What you have to do:
When you print the records, keep every line identical to the original.

━━━ Recorded information ━━━

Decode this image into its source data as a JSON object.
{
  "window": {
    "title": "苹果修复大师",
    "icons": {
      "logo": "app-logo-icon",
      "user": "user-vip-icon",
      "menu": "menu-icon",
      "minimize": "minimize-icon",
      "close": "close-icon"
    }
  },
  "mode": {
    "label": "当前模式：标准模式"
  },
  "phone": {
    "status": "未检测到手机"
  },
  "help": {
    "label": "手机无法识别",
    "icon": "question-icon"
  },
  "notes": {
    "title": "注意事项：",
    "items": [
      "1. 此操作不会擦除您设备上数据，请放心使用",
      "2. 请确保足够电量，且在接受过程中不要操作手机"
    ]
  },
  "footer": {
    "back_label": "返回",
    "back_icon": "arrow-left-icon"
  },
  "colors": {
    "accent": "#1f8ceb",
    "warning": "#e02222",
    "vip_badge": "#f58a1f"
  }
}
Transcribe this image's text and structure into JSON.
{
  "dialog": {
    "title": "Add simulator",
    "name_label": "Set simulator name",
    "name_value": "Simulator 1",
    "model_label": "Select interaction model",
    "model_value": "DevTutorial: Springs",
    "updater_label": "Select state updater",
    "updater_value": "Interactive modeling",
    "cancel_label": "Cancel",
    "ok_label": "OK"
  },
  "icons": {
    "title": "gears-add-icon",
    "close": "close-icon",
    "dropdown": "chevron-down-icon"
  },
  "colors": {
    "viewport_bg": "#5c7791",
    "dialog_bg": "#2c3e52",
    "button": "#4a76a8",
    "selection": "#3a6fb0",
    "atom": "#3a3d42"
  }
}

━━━

Result of this task:
Decode this image into its source data as a JSON object.
{
  "window": {
    "title": "苹果修复大师",
    "icons": {
      "logo": "app-logo-icon",
      "user": "user-vip-icon",
      "menu": "menu-icon",
      "minimize": "minimize-icon",
      "close": "close-icon"
    }
  },
  "mode": {
    "label": "当前模式：标准模式"
  },
  "phone": {
    "status": "未检测到手机"
  },
  "help": {
    "label": "手机无法识别",
    "icon": "question-icon"
  },
  "notes": {
    "title": "注意事项：",
    "items": [
      "1. 此操作不会擦除您设备上数据，请放心使用",
      "2. 请确保足够电量，且在接受过程中不要操作手机"
    ]
  },
  "footer": {
    "back_label": "返回",
    "back_icon": "arrow-left-icon"
  },
  "colors": {
    "accent": "#1f8ceb",
    "warning": "#e02222",
    "vip_badge": "#f58a1f"
  }
}
Transcribe this image's text and structure into JSON.
{
  "dialog": {
    "title": "Add simulator",
    "name_label": "Set simulator name",
    "name_value": "Simulator 1",
    "model_label": "Select interaction model",
    "model_value": "DevTutorial: Springs",
    "updater_label": "Select state updater",
    "updater_value": "Interactive modeling",
    "cancel_label": "Cancel",
    "ok_label": "OK"
  },
  "icons": {
    "title": "gears-add-icon",
    "close": "close-icon",
    "dropdown": "chevron-down-icon"
  },
  "colors": {
    "viewport_bg": "#5c7791",
    "dialog_bg": "#2c3e52",
    "button": "#4a76a8",
    "selection": "#3a6fb0",
    "atom": "#3a3d42"
  }
}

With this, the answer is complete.